SHARE LET’S GIVE NFL, NCAA PARITY THE BOOT

Having received my two front teeth years ago, all I want for the holiday this season is for parity to be given the boot.

In the NFL, the mediocrity of a 7-7 record is being rewarded in playoff excitement. Send the .500 teams home now.In college basketball, the NCAA's plan to equalize the teams is resulting in upstarts beating long-time powers. But isn't the best of sport the times when Goliath slays David? What if there's no David?

"In 1992, the NCAA switched the start of practice from October 15 to November 1 and we heard coaches, players and members of the media complain," says Jim Nantz of CBS. "The thinking was that the shorter pre-season would act as an equalizer by contributing to early-season upsets and the ultimate achievement of marginal teams into the (tournament) field of 64. It sounded like a viable theory.

"In contrast, this year the NCAA gave back the 16 days allowing coaches and players more time together in the pre-season. However, we are still looking at three different number-one teams in three weeks. Pre-season Top 25 teams are suffering startling upsets to non-ranked opponents."

Nantz will see parity up close Saturday when Indiana, which surprisingly lost three of its first five games, plays Kansas at 2 p.m. on KSL-TV.

Switching channels:

Wishful thinking or not, NCAA officials envision accelerated growth in the women's basketball tournament once television coverage shifts from CBS to ESPN in 1996.

"We had two priorities for the women's basketball championship," remarks NCAA Executive Director Cedric Dempsey. "A day of rest between the semifinal and final, and live coverage of earlier rounds."

ESPN and ESPN2 will televise 23 games each year - eight games from the round of 32, all eight regional semifinal games, all four regional finals, both national semifinals and the championship game. The national semifinals will now be contested on Fridays, with the title game contested on Sundays in prime time. ...

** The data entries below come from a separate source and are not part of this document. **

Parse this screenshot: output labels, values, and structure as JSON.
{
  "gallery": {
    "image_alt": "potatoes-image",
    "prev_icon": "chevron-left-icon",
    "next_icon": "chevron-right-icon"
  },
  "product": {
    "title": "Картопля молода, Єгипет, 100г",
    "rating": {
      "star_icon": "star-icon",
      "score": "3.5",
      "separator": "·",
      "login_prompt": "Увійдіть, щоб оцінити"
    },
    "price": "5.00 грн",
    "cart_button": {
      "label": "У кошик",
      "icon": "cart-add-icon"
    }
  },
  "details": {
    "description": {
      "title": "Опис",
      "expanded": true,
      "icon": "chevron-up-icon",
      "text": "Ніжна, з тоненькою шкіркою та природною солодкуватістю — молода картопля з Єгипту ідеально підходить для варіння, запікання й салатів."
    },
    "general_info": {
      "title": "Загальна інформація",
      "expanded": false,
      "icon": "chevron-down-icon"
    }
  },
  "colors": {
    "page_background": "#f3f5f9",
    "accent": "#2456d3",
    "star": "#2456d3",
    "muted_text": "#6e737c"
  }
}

I almost fell off the bed and crushed the dog Sunday when NBC's Charlie Jones shamelessly - or ignorantly - hyped the final minutes of the Broncos-Raiders game. With savior John Elway on the sidelines, there was no chance of Denver erasing a 17-point lead in the final three minutes. But Jones made it sound as if overtime was a near-certainty. Too bad Randy Gross, one of the most honest analysts on NFL telecasts, didn't make his partner sit in a corner for the remainder of the game.